added to the LPGA schedule in 2005. This year the Corona will be run by Ochoa
Sports Management, the company Lorena set up with Alejandro four years ago.
Ochoa Sports is also developing three private courses in Mexico and building a
public driving range (expected to be completed next year) in her hometown.
Ochoa Sports plans to follow up with a public course. A charitable foundation
Ochoa established 3 1/2 years ago provides lessons and practice rounds to the
children of Guadalajara caddies. "She's a princess in Mexico," says
Gulbis, who was paired with Ochoa at this year's MasterCard. "It's crazy.
She had to have six bodyguards around her."
Ochoa returns to
Guadalajara to recharge at every opportunity.

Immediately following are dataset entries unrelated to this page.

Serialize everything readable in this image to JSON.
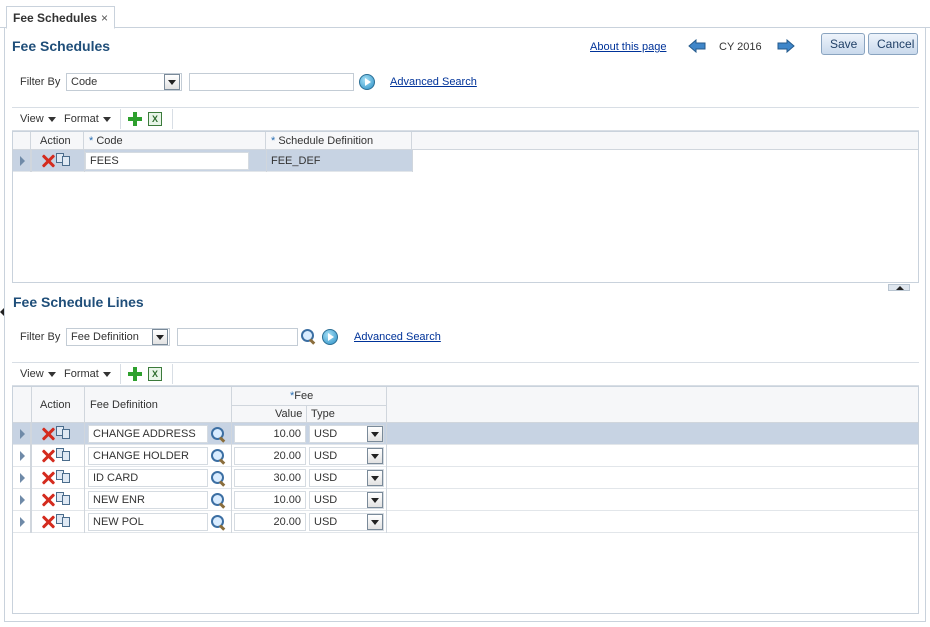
{
  "tab": {
    "label": "Fee Schedules",
    "close": "×"
  },
  "header": {
    "title": "Fee Schedules",
    "about_link": "About this page",
    "year": "CY 2016",
    "save": "Save",
    "cancel": "Cancel"
  },
  "filter1": {
    "label": "Filter By",
    "selected": "Code",
    "value": "",
    "advanced": "Advanced Search"
  },
  "toolbar1": {
    "view": "View",
    "format": "Format"
  },
  "schedules": {
    "columns": {
      "action": "Action",
      "code_req": "*",
      "code": "Code",
      "def_req": "*",
      "def": "Schedule Definition"
    },
    "rows": [
      {
        "code": "FEES",
        "definition": "FEE_DEF"
      }
    ]
  },
  "lines_title": "Fee Schedule Lines",
  "filter2": {
    "label": "Filter By",
    "selected": "Fee Definition",
    "value": "",
    "advanced": "Advanced Search"
  },
  "toolbar2": {
    "view": "View",
    "format": "Format"
  },
  "lines": {
    "columns": {
      "action": "Action",
      "fee_def": "Fee Definition",
      "fee_req": "*",
      "fee": "Fee",
      "value": "Value",
      "type": "Type"
    },
    "rows": [
      {
        "definition": "CHANGE ADDRESS",
        "value": "10.00",
        "type": "USD"
      },
      {
        "definition": "CHANGE HOLDER",
        "value": "20.00",
        "type": "USD"
      },
      {
        "definition": "ID CARD",
        "value": "30.00",
        "type": "USD"
      },
      {
        "definition": "NEW ENR",
        "value": "10.00",
        "type": "USD"
      },
      {
        "definition": "NEW POL",
        "value": "20.00",
        "type": "USD"
      }
    ]
  },
  "colors": {
    "title": "#1f4e79",
    "selected_row": "#c7d3e3",
    "link": "#003399"
  },
  "icons": [
    "close-icon",
    "prev-arrow-icon",
    "next-arrow-icon",
    "dropdown-icon",
    "go-icon",
    "add-icon",
    "export-excel-icon",
    "delete-icon",
    "duplicate-icon",
    "search-icon"
  ]
}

It was there that she recuperated
from an exhausting and disappointing conclusion to the '05 season and
immediately launched into preparations for '06. She spent December--her usual
off-season--running, lifting weights and adhering to a strict diet to reduce
excess body fat. (The 5'5" Ochoa weighs only 110 pounds.) She also took up
yoga, which, she says, has improved her focus and helped her remain calm when
the adrenaline flows during high-pressure situations.